In pantheon of great Packers QBs, few mention Lynn Dickey
The talk will begin soon because, if nothing else, we media folk are a predictable (and jarringly unimaginative) lot come Super Bowl week.
The storylines are already set; mostly dull, paint-by-number, deep-as-a-dime narratives that will consume the mind-numbing days and nights spent repeatedly talking about a single 60-minute football game. Why do we put ourselves through such painful rituals? Because we are a simple people, designed to do simple things.
Hence, prepare to see the following at least, oh, 50 times over the next seven or eight days:
And, as always, Lynn Dickey will be ignored.
He's used to it by now. With all the talk of the greatest Packers gunslingers, none of it will be about arguably the most physically gifted of them all. "I don't lose any sleep over it," Dickey says. "If you look throughout the history of the game, there were guys in the right place at the right time and other guys in the wrong place. I was kind of the second."
Indeed, Dickey happened to quarterback the Packers during a time period when nobody would want to quarterback the Packers. From 1976 through 1985, he was one of the few bright spots in an otherwise horrific era of Green Bay football. During that span, the team made the playoffs once. During that span, the Packers' defense was horrific. During that span, Dickey was brilliant.
"People have no idea how tremendous Lynn was," says Paul Coffman, the Packers' star tight end from 1978-85. "A quarterback has to have a lot going on for him to succeed. He has to be surrounded by a really good team. He has to have a running game, he has to have an offensive line, he has to have a great defense. We didn't have all of that."

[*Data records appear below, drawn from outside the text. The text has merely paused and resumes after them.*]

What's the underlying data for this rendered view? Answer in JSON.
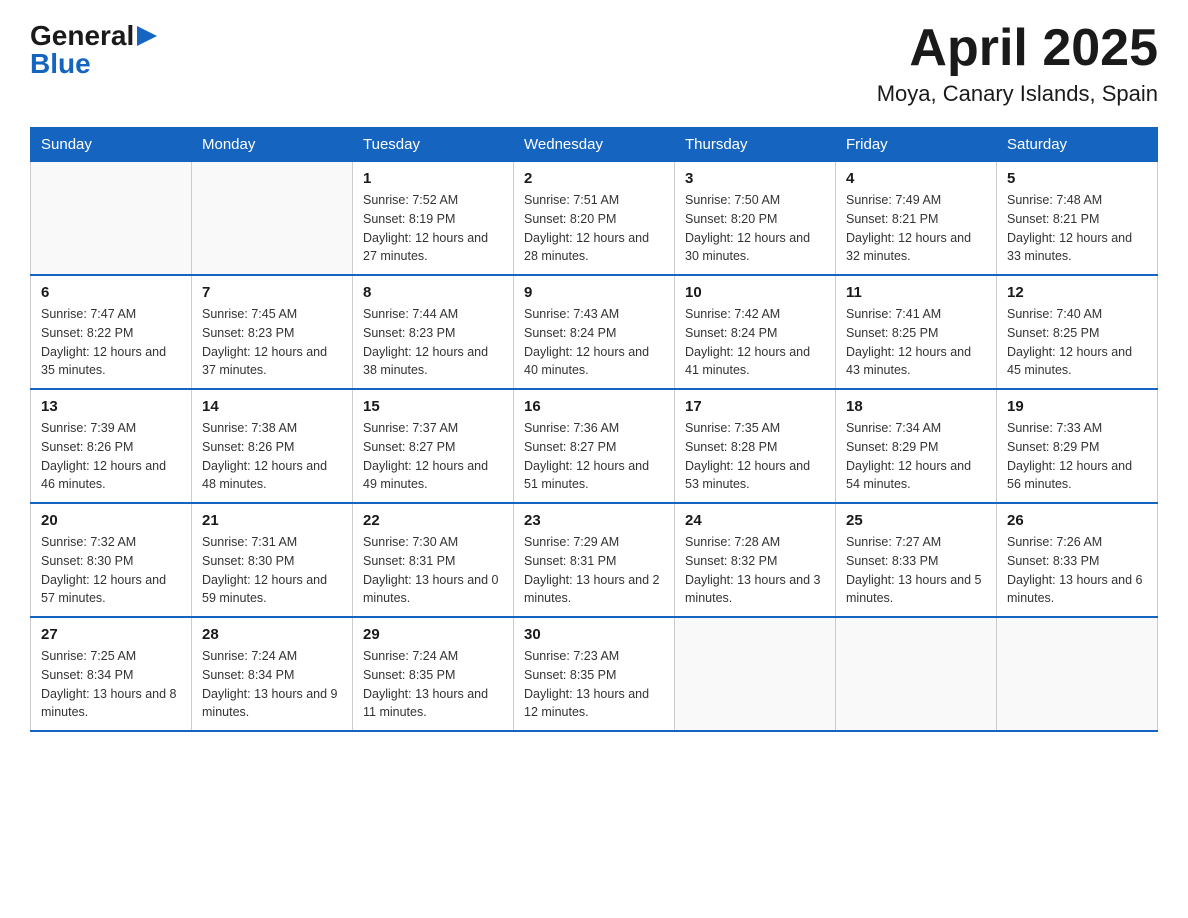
{
  "logo": {
    "general": "General",
    "arrow": "",
    "blue": "Blue"
  },
  "title": "April 2025",
  "subtitle": "Moya, Canary Islands, Spain",
  "days_of_week": [
    "Sunday",
    "Monday",
    "Tuesday",
    "Wednesday",
    "Thursday",
    "Friday",
    "Saturday"
  ],
  "weeks": [
    [
      {
        "day": "",
        "info": ""
      },
      {
        "day": "",
        "info": ""
      },
      {
        "day": "1",
        "info": "Sunrise: 7:52 AM\nSunset: 8:19 PM\nDaylight: 12 hours\nand 27 minutes."
      },
      {
        "day": "2",
        "info": "Sunrise: 7:51 AM\nSunset: 8:20 PM\nDaylight: 12 hours\nand 28 minutes."
      },
      {
        "day": "3",
        "info": "Sunrise: 7:50 AM\nSunset: 8:20 PM\nDaylight: 12 hours\nand 30 minutes."
      },
      {
        "day": "4",
        "info": "Sunrise: 7:49 AM\nSunset: 8:21 PM\nDaylight: 12 hours\nand 32 minutes."
      },
      {
        "day": "5",
        "info": "Sunrise: 7:48 AM\nSunset: 8:21 PM\nDaylight: 12 hours\nand 33 minutes."
      }
    ],
    [
      {
        "day": "6",
        "info": "Sunrise: 7:47 AM\nSunset: 8:22 PM\nDaylight: 12 hours\nand 35 minutes."
      },
      {
        "day": "7",
        "info": "Sunrise: 7:45 AM\nSunset: 8:23 PM\nDaylight: 12 hours\nand 37 minutes."
      },
      {
        "day": "8",
        "info": "Sunrise: 7:44 AM\nSunset: 8:23 PM\nDaylight: 12 hours\nand 38 minutes."
      },
      {
        "day": "9",
        "info": "Sunrise: 7:43 AM\nSunset: 8:24 PM\nDaylight: 12 hours\nand 40 minutes."
      },
      {
        "day": "10",
        "info": "Sunrise: 7:42 AM\nSunset: 8:24 PM\nDaylight: 12 hours\nand 41 minutes."
      },
      {
        "day": "11",
        "info": "Sunrise: 7:41 AM\nSunset: 8:25 PM\nDaylight: 12 hours\nand 43 minutes."
      },
      {
        "day": "12",
        "info": "Sunrise: 7:40 AM\nSunset: 8:25 PM\nDaylight: 12 hours\nand 45 minutes."
      }
    ],
    [
      {
        "day": "13",
        "info": "Sunrise: 7:39 AM\nSunset: 8:26 PM\nDaylight: 12 hours\nand 46 minutes."
      },
      {
        "day": "14",
        "info": "Sunrise: 7:38 AM\nSunset: 8:26 PM\nDaylight: 12 hours\nand 48 minutes."
      },
      {
        "day": "15",
        "info": "Sunrise: 7:37 AM\nSunset: 8:27 PM\nDaylight: 12 hours\nand 49 minutes."
      },
      {
        "day": "16",
        "info": "Sunrise: 7:36 AM\nSunset: 8:27 PM\nDaylight: 12 hours\nand 51 minutes."
      },
      {
        "day": "17",
        "info": "Sunrise: 7:35 AM\nSunset: 8:28 PM\nDaylight: 12 hours\nand 53 minutes."
      },
      {
        "day": "18",
        "info": "Sunrise: 7:34 AM\nSunset: 8:29 PM\nDaylight: 12 hours\nand 54 minutes."
      },
      {
        "day": "19",
        "info": "Sunrise: 7:33 AM\nSunset: 8:29 PM\nDaylight: 12 hours\nand 56 minutes."
      }
    ],
    [
      {
        "day": "20",
        "info": "Sunrise: 7:32 AM\nSunset: 8:30 PM\nDaylight: 12 hours\nand 57 minutes."
      },
      {
        "day": "21",
        "info": "Sunrise: 7:31 AM\nSunset: 8:30 PM\nDaylight: 12 hours\nand 59 minutes."
      },
      {
        "day": "22",
        "info": "Sunrise: 7:30 AM\nSunset: 8:31 PM\nDaylight: 13 hours\nand 0 minutes."
      },
      {
        "day": "23",
        "info": "Sunrise: 7:29 AM\nSunset: 8:31 PM\nDaylight: 13 hours\nand 2 minutes."
      },
      {
        "day": "24",
        "info": "Sunrise: 7:28 AM\nSunset: 8:32 PM\nDaylight: 13 hours\nand 3 minutes."
      },
      {
        "day": "25",
        "info": "Sunrise: 7:27 AM\nSunset: 8:33 PM\nDaylight: 13 hours\nand 5 minutes."
      },
      {
        "day": "26",
        "info": "Sunrise: 7:26 AM\nSunset: 8:33 PM\nDaylight: 13 hours\nand 6 minutes."
      }
    ],
    [
      {
        "day": "27",
        "info": "Sunrise: 7:25 AM\nSunset: 8:34 PM\nDaylight: 13 hours\nand 8 minutes."
      },
      {
        "day": "28",
        "info": "Sunrise: 7:24 AM\nSunset: 8:34 PM\nDaylight: 13 hours\nand 9 minutes."
      },
      {
        "day": "29",
        "info": "Sunrise: 7:24 AM\nSunset: 8:35 PM\nDaylight: 13 hours\nand 11 minutes."
      },
      {
        "day": "30",
        "info": "Sunrise: 7:23 AM\nSunset: 8:35 PM\nDaylight: 13 hours\nand 12 minutes."
      },
      {
        "day": "",
        "info": ""
      },
      {
        "day": "",
        "info": ""
      },
      {
        "day": "",
        "info": ""
      }
    ]
  ]
}
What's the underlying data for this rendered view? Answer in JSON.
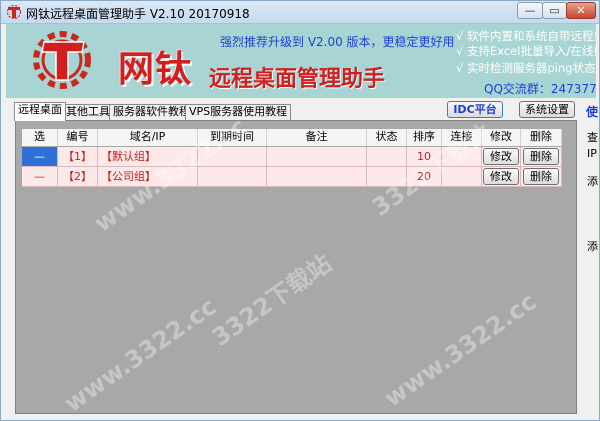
{
  "window": {
    "title": "网钛远程桌面管理助手 V2.10 20170918",
    "min_label": "—",
    "max_label": "▭",
    "close_label": "✕"
  },
  "banner": {
    "title_main": "网钛",
    "title_sub": "远程桌面管理助手",
    "promo": "强烈推荐升级到 V2.00 版本，更稳定更好用",
    "features": [
      "√ 软件内置和系统自带远程桌",
      "√ 支持Excel批量导入/在线批",
      "√ 实时检测服务器ping状态或"
    ],
    "qq": "QQ交流群：247377"
  },
  "tabs": [
    {
      "label": "远程桌面"
    },
    {
      "label": "其他工具"
    },
    {
      "label": "服务器软件教程"
    },
    {
      "label": "VPS服务器使用教程"
    }
  ],
  "toolbar": {
    "idc_label": "IDC平台",
    "settings_label": "系统设置",
    "side_link": "使"
  },
  "table": {
    "columns": [
      "选",
      "编号",
      "域名/IP",
      "到期时间",
      "备注",
      "状态",
      "排序",
      "连接",
      "修改",
      "删除"
    ],
    "rows": [
      {
        "select": "—",
        "id": "【1】",
        "domain": "【默认组】",
        "expire": "",
        "note": "",
        "status": "",
        "order": "10",
        "connect": "",
        "edit": "修改",
        "delete": "删除"
      },
      {
        "select": "—",
        "id": "【2】",
        "domain": "【公司组】",
        "expire": "",
        "note": "",
        "status": "",
        "order": "20",
        "connect": "",
        "edit": "修改",
        "delete": "删除"
      }
    ]
  },
  "right_panel": {
    "labels": [
      "查",
      "IP",
      "添",
      "添"
    ]
  },
  "watermarks": [
    "www.3322.cc",
    "3322下载站"
  ],
  "colors": {
    "banner_bg": "#a8d4d3",
    "title_red": "#d21e1e",
    "link_blue": "#1e3ed8",
    "row_pink": "#fde9e9",
    "selected_blue": "#2f6fd8",
    "grid_bg": "#a8a8a8"
  }
}
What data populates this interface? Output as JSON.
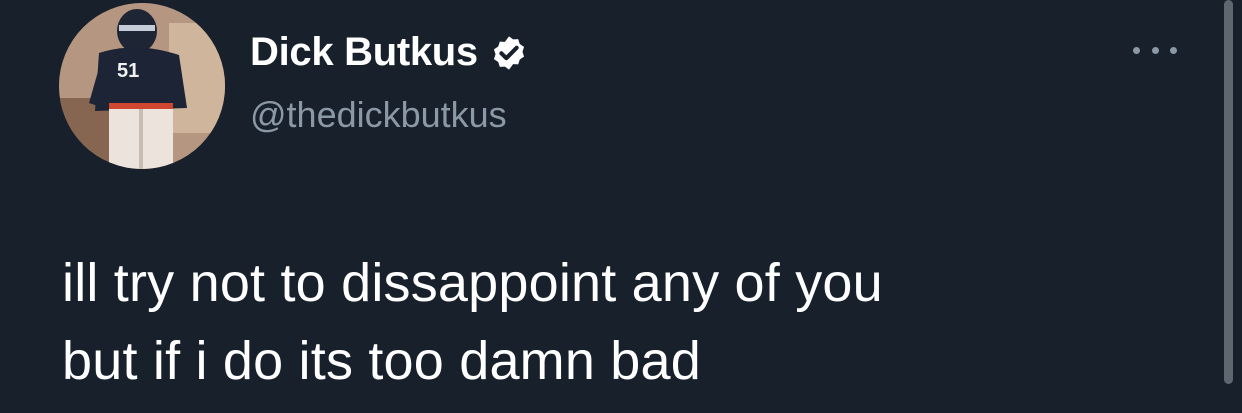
{
  "author": {
    "display_name": "Dick Butkus",
    "handle": "@thedickbutkus",
    "verified": true,
    "avatar_jersey_number": "51"
  },
  "tweet": {
    "text": "ill try not to dissappoint any of you\nbut if i do its too damn bad"
  },
  "icons": {
    "more": "more-horizontal-icon",
    "verified": "verified-badge-icon"
  },
  "colors": {
    "background": "#17202b",
    "text_primary": "#ffffff",
    "text_secondary": "#8b98a5"
  }
}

If one only looks at Dickey's statistics, he is blown away by little. In 13 seasons (four with the Oilers, nine with the Packers), Dickey threw 141 touchdown passes and 179 interceptions. His career completion percentage is 55.9 and his lifetime record is 45-63-3. Yet a closer examination tells the story of a would-be superstar done in by bad circumstances. Upon joining Green Bay in 1976, Dickey found himself thrown into an offense without either a top-tier running back (the immortal Willard Harrell led the team with 435 yards) or a Grade-A receiving threat (the Steve Payne-Steve Odom duo hardly scared people). The following season Dickey broke his leg, forcing him to miss the entire '78 season -- the only year in his Green Bay career that a Packer, in this case Terdell Middleton, ran for 1,000 yards.
"Imagine playing that long and never once having a back with 1,000 yards," says Dickey. "I mean, not one time? How was that possible?"
Every year, Dickey would report to training camp talking up his team's chances of competing for a Super Bowl. He'd brag to the media about an improved secondary, rave about this hot young runner or that flashy new receiver. He'd even convince himself for a spell --
As a result of Green Bay's defensive ineptitude (During Dickey's healthy seasons, the unit never rated higher than 10th in the league, and on four occasions ranked 20th or worse), Dickey morphed into a genre of quarterback he never wanted to become. Back in his collegiate days at Kansas State, he had mastered protecting the football. Sure, he let it loose. But Dickey rarely made the dumb throw into double and triple coverage. Now, however, with the Packers unable to stop opposing offenses, Dickey let loose.
Throughout the early '80s, he was blessed with three excellent receivers (Coffman and receivers James Lofton and John Jefferson), so Dickey rarely hesitated in throwing the ball high and hard and far. The result? In 1983, Dickey's most noteworthy season, he threw for a team-record 4,458 yards, 32 touchdowns and 29 interceptions. "Did I like throwing picks?" he says. "No, I absolutely hated it. But if I didn't take gambles and try squeezing balls in there, we'd have to punt. And when we punted, we didn't get the ball back for seven or eight minutes. When I was young I used to come off the field and stand on the sideline, anxious to get back in. With Green Bay, I came to the bench and sat down, because I knew it'd be a while. I was almost always right."
In the 26 years since his final game, Dickey has distanced himself from the sport he once cherished. A Kansas resident, he briefly hosted a sports radio show, but now works for a pharmacy benefit management company. Through the decades, he's answered his fair share of questions about Starr and Favre and Rodgers, knowing that while he's a part of the Packers quarterback club, he's rarely thought of as a leading member. "It's OK," he says. "I don't take it personally. I want Aaron and the team to win this thing."
Sometimes, however, Dickey looks back and wishes people understood his plight. Yes, the others are all splendid quarterbacks. But Starr had Herb Adderly and Ray Nitchke, Favre had Reggie White and Gilbert Brown, Rodgers has Matthews and Charles Woodson and Tramon Williams.
Dickey had ... Dickey.
"I used to watch Reggie White and think, 'Man, if we possessed a guy like that,'" says Dickey. "That would have been something.
"It really would have been something."